Your goal — When you copy the data, keep every word exactly as it is and leave the pictures out.

Material for the task —

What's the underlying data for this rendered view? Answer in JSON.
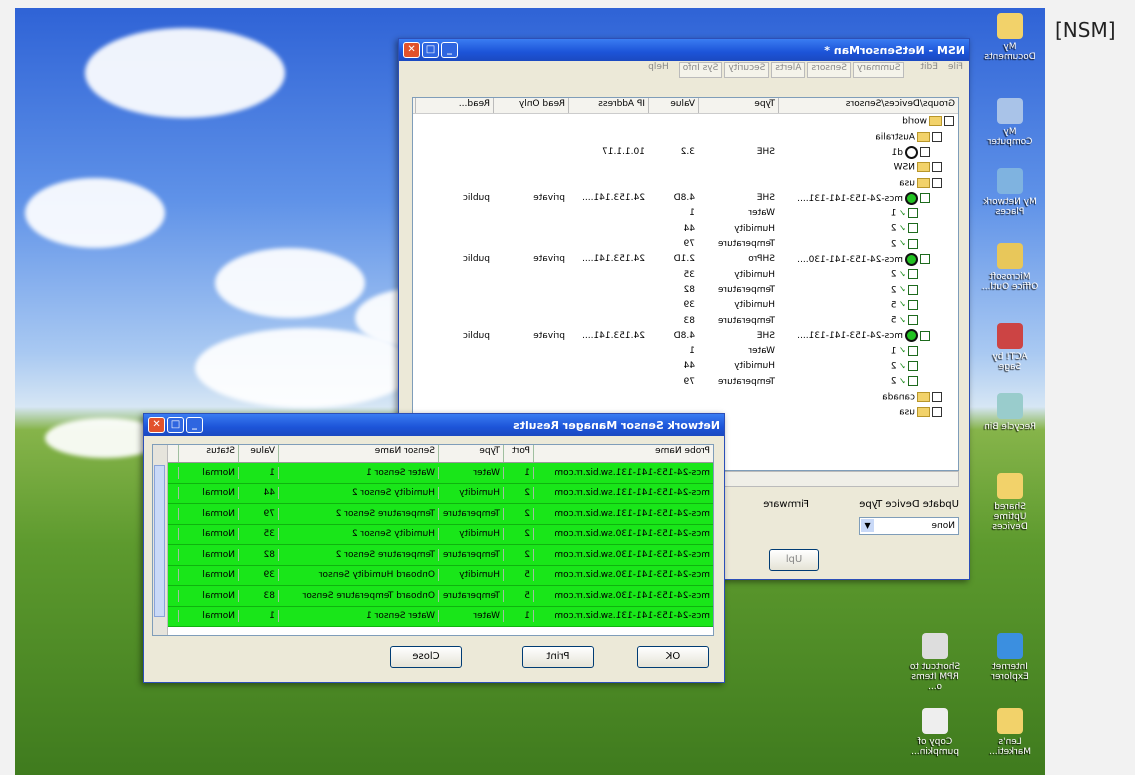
{
  "tag": "[NSM]",
  "main_window": {
    "title": "NSM - NetSensorMan *",
    "menu": [
      "File",
      "Edit",
      "Help"
    ],
    "tabs": [
      "Summary",
      "Sensors",
      "Alerts",
      "Security",
      "Sys Info"
    ],
    "columns": [
      "Groups/Devices/Sensors",
      "Type",
      "Value",
      "IP Address",
      "Read Only",
      "Read..."
    ],
    "rows": [
      {
        "indent": 0,
        "kind": "folder",
        "label": "world",
        "type": "",
        "value": "",
        "ip": "",
        "ro": "",
        "rw": ""
      },
      {
        "indent": 1,
        "kind": "folder",
        "label": "Australia",
        "type": "",
        "value": "",
        "ip": "",
        "ro": "",
        "rw": ""
      },
      {
        "indent": 2,
        "kind": "device-off",
        "label": "d1",
        "type": "SHE",
        "value": "3.2",
        "ip": "10.1.1.17",
        "ro": "",
        "rw": ""
      },
      {
        "indent": 1,
        "kind": "folder",
        "label": "NSW",
        "type": "",
        "value": "",
        "ip": "",
        "ro": "",
        "rw": ""
      },
      {
        "indent": 1,
        "kind": "folder",
        "label": "usa",
        "type": "",
        "value": "",
        "ip": "",
        "ro": "",
        "rw": ""
      },
      {
        "indent": 2,
        "kind": "device-on",
        "label": "mcs-24-153-141-131....",
        "type": "SHE",
        "value": "4.8D",
        "ip": "24.153.141....",
        "ro": "private",
        "rw": "public"
      },
      {
        "indent": 3,
        "kind": "sensor",
        "label": "1",
        "type": "Water",
        "value": "1",
        "ip": "",
        "ro": "",
        "rw": ""
      },
      {
        "indent": 3,
        "kind": "sensor",
        "label": "2",
        "type": "Humidity",
        "value": "44",
        "ip": "",
        "ro": "",
        "rw": ""
      },
      {
        "indent": 3,
        "kind": "sensor",
        "label": "2",
        "type": "Temperature",
        "value": "79",
        "ip": "",
        "ro": "",
        "rw": ""
      },
      {
        "indent": 2,
        "kind": "device-on",
        "label": "mcs-24-153-141-130....",
        "type": "SHPro",
        "value": "2.1D",
        "ip": "24.153.141....",
        "ro": "private",
        "rw": "public"
      },
      {
        "indent": 3,
        "kind": "sensor",
        "label": "2",
        "type": "Humidity",
        "value": "35",
        "ip": "",
        "ro": "",
        "rw": ""
      },
      {
        "indent": 3,
        "kind": "sensor",
        "label": "2",
        "type": "Temperature",
        "value": "82",
        "ip": "",
        "ro": "",
        "rw": ""
      },
      {
        "indent": 3,
        "kind": "sensor",
        "label": "5",
        "type": "Humidity",
        "value": "39",
        "ip": "",
        "ro": "",
        "rw": ""
      },
      {
        "indent": 3,
        "kind": "sensor",
        "label": "5",
        "type": "Temperature",
        "value": "83",
        "ip": "",
        "ro": "",
        "rw": ""
      },
      {
        "indent": 2,
        "kind": "device-on",
        "label": "mcs-24-153-141-131....",
        "type": "SHE",
        "value": "4.8D",
        "ip": "24.153.141....",
        "ro": "private",
        "rw": "public"
      },
      {
        "indent": 3,
        "kind": "sensor",
        "label": "1",
        "type": "Water",
        "value": "1",
        "ip": "",
        "ro": "",
        "rw": ""
      },
      {
        "indent": 3,
        "kind": "sensor",
        "label": "2",
        "type": "Humidity",
        "value": "44",
        "ip": "",
        "ro": "",
        "rw": ""
      },
      {
        "indent": 3,
        "kind": "sensor",
        "label": "2",
        "type": "Temperature",
        "value": "79",
        "ip": "",
        "ro": "",
        "rw": ""
      },
      {
        "indent": 1,
        "kind": "folder",
        "label": "canada",
        "type": "",
        "value": "",
        "ip": "",
        "ro": "",
        "rw": ""
      },
      {
        "indent": 1,
        "kind": "folder",
        "label": "usa",
        "type": "",
        "value": "",
        "ip": "",
        "ro": "",
        "rw": ""
      }
    ],
    "update_label": "Update Device Type",
    "update_value": "None",
    "firmware_label": "Firmware",
    "upload_label": "Upl"
  },
  "results_window": {
    "title": "Network Sensor Manager Results",
    "columns": [
      "Probe Name",
      "Port",
      "Type",
      "Sensor Name",
      "Value",
      "Status"
    ],
    "rows": [
      [
        "mcs-24-153-141-131.sw.biz.rr.com",
        "1",
        "Water",
        "Water Sensor 1",
        "1",
        "Normal"
      ],
      [
        "mcs-24-153-141-131.sw.biz.rr.com",
        "2",
        "Humidity",
        "Humidity Sensor 2",
        "44",
        "Normal"
      ],
      [
        "mcs-24-153-141-131.sw.biz.rr.com",
        "2",
        "Temperature",
        "Temperature Sensor 2",
        "79",
        "Normal"
      ],
      [
        "mcs-24-153-141-130.sw.biz.rr.com",
        "2",
        "Humidity",
        "Humidity Sensor 2",
        "35",
        "Normal"
      ],
      [
        "mcs-24-153-141-130.sw.biz.rr.com",
        "2",
        "Temperature",
        "Temperature Sensor 2",
        "82",
        "Normal"
      ],
      [
        "mcs-24-153-141-130.sw.biz.rr.com",
        "5",
        "Humidity",
        "Onboard Humidity Sensor",
        "39",
        "Normal"
      ],
      [
        "mcs-24-153-141-130.sw.biz.rr.com",
        "5",
        "Temperature",
        "Onboard Temperature Sensor",
        "83",
        "Normal"
      ],
      [
        "mcs-24-153-141-131.sw.biz.rr.com",
        "1",
        "Water",
        "Water Sensor 1",
        "1",
        "Normal"
      ]
    ],
    "buttons": {
      "ok": "OK",
      "print": "Print",
      "close": "Close"
    }
  },
  "desktop_icons": [
    {
      "label": "My Documents",
      "icon": "folder-icon"
    },
    {
      "label": "My Computer",
      "icon": "computer-icon"
    },
    {
      "label": "My Network Places",
      "icon": "network-icon"
    },
    {
      "label": "Microsoft Office Outl...",
      "icon": "outlook-icon"
    },
    {
      "label": "ACT! by Sage",
      "icon": "act-icon"
    },
    {
      "label": "Recycle Bin",
      "icon": "recycle-bin-icon"
    },
    {
      "label": "Shared Uptime Devices",
      "icon": "folder-icon"
    },
    {
      "label": "Internet Explorer",
      "icon": "ie-icon"
    },
    {
      "label": "Shortcut to RPM Items o...",
      "icon": "shortcut-icon"
    },
    {
      "label": "Len's Marketi...",
      "icon": "folder-icon"
    },
    {
      "label": "Copy of pumpkin...",
      "icon": "document-icon"
    }
  ],
  "colors": {
    "grid_row": "#19e619",
    "title_bar": "#1c54d8",
    "window_bg": "#ece9d8"
  }
}
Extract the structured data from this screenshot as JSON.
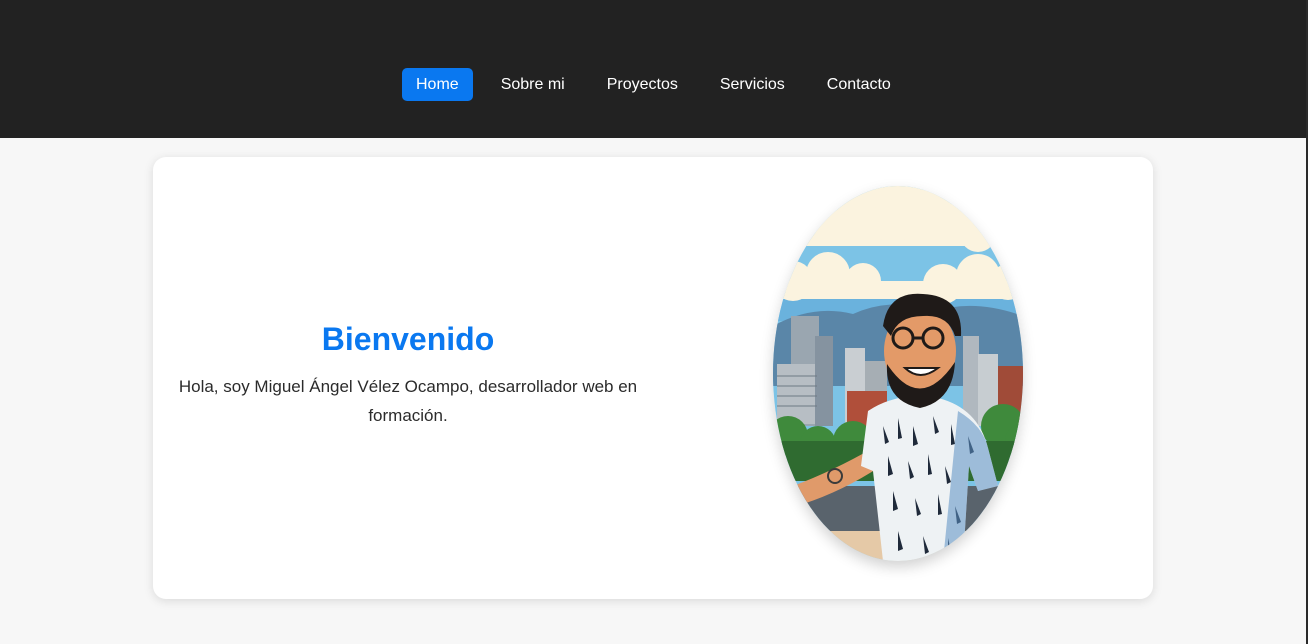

Task solution —
What's the underlying data for this rendered view? Answer in JSON.
{
  "tag": "[NSM]",
  "main_window": {
    "title": "NSM - NetSensorMan *",
    "menu": [
      "File",
      "Edit",
      "Help"
    ],
    "tabs": [
      "Summary",
      "Sensors",
      "Alerts",
      "Security",
      "Sys Info"
    ],
    "columns": [
      "Groups/Devices/Sensors",
      "Type",
      "Value",
      "IP Address",
      "Read Only",
      "Read..."
    ],
    "rows": [
      {
        "indent": 0,
        "kind": "folder",
        "label": "world",
        "type": "",
        "value": "",
        "ip": "",
        "ro": "",
        "rw": ""
      },
      {
        "indent": 1,
        "kind": "folder",
        "label": "Australia",
        "type": "",
        "value": "",
        "ip": "",
        "ro": "",
        "rw": ""
      },
      {
        "indent": 2,
        "kind": "device-off",
        "label": "d1",
        "type": "SHE",
        "value": "3.2",
        "ip": "10.1.1.17",
        "ro": "",
        "rw": ""
      },
      {
        "indent": 1,
        "kind": "folder",
        "label": "NSW",
        "type": "",
        "value": "",
        "ip": "",
        "ro": "",
        "rw": ""
      },
      {
        "indent": 1,
        "kind": "folder",
        "label": "usa",
        "type": "",
        "value": "",
        "ip": "",
        "ro": "",
        "rw": ""
      },
      {
        "indent": 2,
        "kind": "device-on",
        "label": "mcs-24-153-141-131....",
        "type": "SHE",
        "value": "4.8D",
        "ip": "24.153.141....",
        "ro": "private",
        "rw": "public"
      },
      {
        "indent": 3,
        "kind": "sensor",
        "label": "1",
        "type": "Water",
        "value": "1",
        "ip": "",
        "ro": "",
        "rw": ""
      },
      {
        "indent": 3,
        "kind": "sensor",
        "label": "2",
        "type": "Humidity",
        "value": "44",
        "ip": "",
        "ro": "",
        "rw": ""
      },
      {
        "indent": 3,
        "kind": "sensor",
        "label": "2",
        "type": "Temperature",
        "value": "79",
        "ip": "",
        "ro": "",
        "rw": ""
      },
      {
        "indent": 2,
        "kind": "device-on",
        "label": "mcs-24-153-141-130....",
        "type": "SHPro",
        "value": "2.1D",
        "ip": "24.153.141....",
        "ro": "private",
        "rw": "public"
      },
      {
        "indent": 3,
        "kind": "sensor",
        "label": "2",
        "type": "Humidity",
        "value": "35",
        "ip": "",
        "ro": "",
        "rw": ""
      },
      {
        "indent": 3,
        "kind": "sensor",
        "label": "2",
        "type": "Temperature",
        "value": "82",
        "ip": "",
        "ro": "",
        "rw": ""
      },
      {
        "indent": 3,
        "kind": "sensor",
        "label": "5",
        "type": "Humidity",
        "value": "39",
        "ip": "",
        "ro": "",
        "rw": ""
      },
      {
        "indent": 3,
        "kind": "sensor",
        "label": "5",
        "type": "Temperature",
        "value": "83",
        "ip": "",
        "ro": "",
        "rw": ""
      },
      {
        "indent": 2,
        "kind": "device-on",
        "label": "mcs-24-153-141-131....",
        "type": "SHE",
        "value": "4.8D",
        "ip": "24.153.141....",
        "ro": "private",
        "rw": "public"
      },
      {
        "indent": 3,
        "kind": "sensor",
        "label": "1",
        "type": "Water",
        "value": "1",
        "ip": "",
        "ro": "",
        "rw": ""
      },
      {
        "indent": 3,
        "kind": "sensor",
        "label": "2",
        "type": "Humidity",
        "value": "44",
        "ip": "",
        "ro": "",
        "rw": ""
      },
      {
        "indent": 3,
        "kind": "sensor",
        "label": "2",
        "type": "Temperature",
        "value": "79",
        "ip": "",
        "ro": "",
        "rw": ""
      },
      {
        "indent": 1,
        "kind": "folder",
        "label": "canada",
        "type": "",
        "value": "",
        "ip": "",
        "ro": "",
        "rw": ""
      },
      {
        "indent": 1,
        "kind": "folder",
        "label": "usa",
        "type": "",
        "value": "",
        "ip": "",
        "ro": "",
        "rw": ""
      }
    ],
    "update_label": "Update Device Type",
    "update_value": "None",
    "firmware_label": "Firmware",
    "upload_label": "Upl"
  },
  "results_window": {
    "title": "Network Sensor Manager Results",
    "columns": [
      "Probe Name",
      "Port",
      "Type",
      "Sensor Name",
      "Value",
      "Status"
    ],
    "rows": [
      [
        "mcs-24-153-141-131.sw.biz.rr.com",
        "1",
        "Water",
        "Water Sensor 1",
        "1",
        "Normal"
      ],
      [
        "mcs-24-153-141-131.sw.biz.rr.com",
        "2",
        "Humidity",
        "Humidity Sensor 2",
        "44",
        "Normal"
      ],
      [
        "mcs-24-153-141-131.sw.biz.rr.com",
        "2",
        "Temperature",
        "Temperature Sensor 2",
        "79",
        "Normal"
      ],
      [
        "mcs-24-153-141-130.sw.biz.rr.com",
        "2",
        "Humidity",
        "Humidity Sensor 2",
        "35",
        "Normal"
      ],
      [
        "mcs-24-153-141-130.sw.biz.rr.com",
        "2",
        "Temperature",
        "Temperature Sensor 2",
        "82",
        "Normal"
      ],
      [
        "mcs-24-153-141-130.sw.biz.rr.com",
        "5",
        "Humidity",
        "Onboard Humidity Sensor",
        "39",
        "Normal"
      ],
      [
        "mcs-24-153-141-130.sw.biz.rr.com",
        "5",
        "Temperature",
        "Onboard Temperature Sensor",
        "83",
        "Normal"
      ],
      [
        "mcs-24-153-141-131.sw.biz.rr.com",
        "1",
        "Water",
        "Water Sensor 1",
        "1",
        "Normal"
      ]
    ],
    "buttons": {
      "ok": "OK",
      "print": "Print",
      "close": "Close"
    }
  },
  "desktop_icons": [
    {
      "label": "My Documents",
      "icon": "folder-icon"
    },
    {
      "label": "My Computer",
      "icon": "computer-icon"
    },
    {
      "label": "My Network Places",
      "icon": "network-icon"
    },
    {
      "label": "Microsoft Office Outl...",
      "icon": "outlook-icon"
    },
    {
      "label": "ACT! by Sage",
      "icon": "act-icon"
    },
    {
      "label": "Recycle Bin",
      "icon": "recycle-bin-icon"
    },
    {
      "label": "Shared Uptime Devices",
      "icon": "folder-icon"
    },
    {
      "label": "Internet Explorer",
      "icon": "ie-icon"
    },
    {
      "label": "Shortcut to RPM Items o...",
      "icon": "shortcut-icon"
    },
    {
      "label": "Len's Marketi...",
      "icon": "folder-icon"
    },
    {
      "label": "Copy of pumpkin...",
      "icon": "document-icon"
    }
  ],
  "colors": {
    "grid_row": "#19e619",
    "title_bar": "#1c54d8",
    "window_bg": "#ece9d8"
  }
}
Extract the structured data from this screenshot as JSON.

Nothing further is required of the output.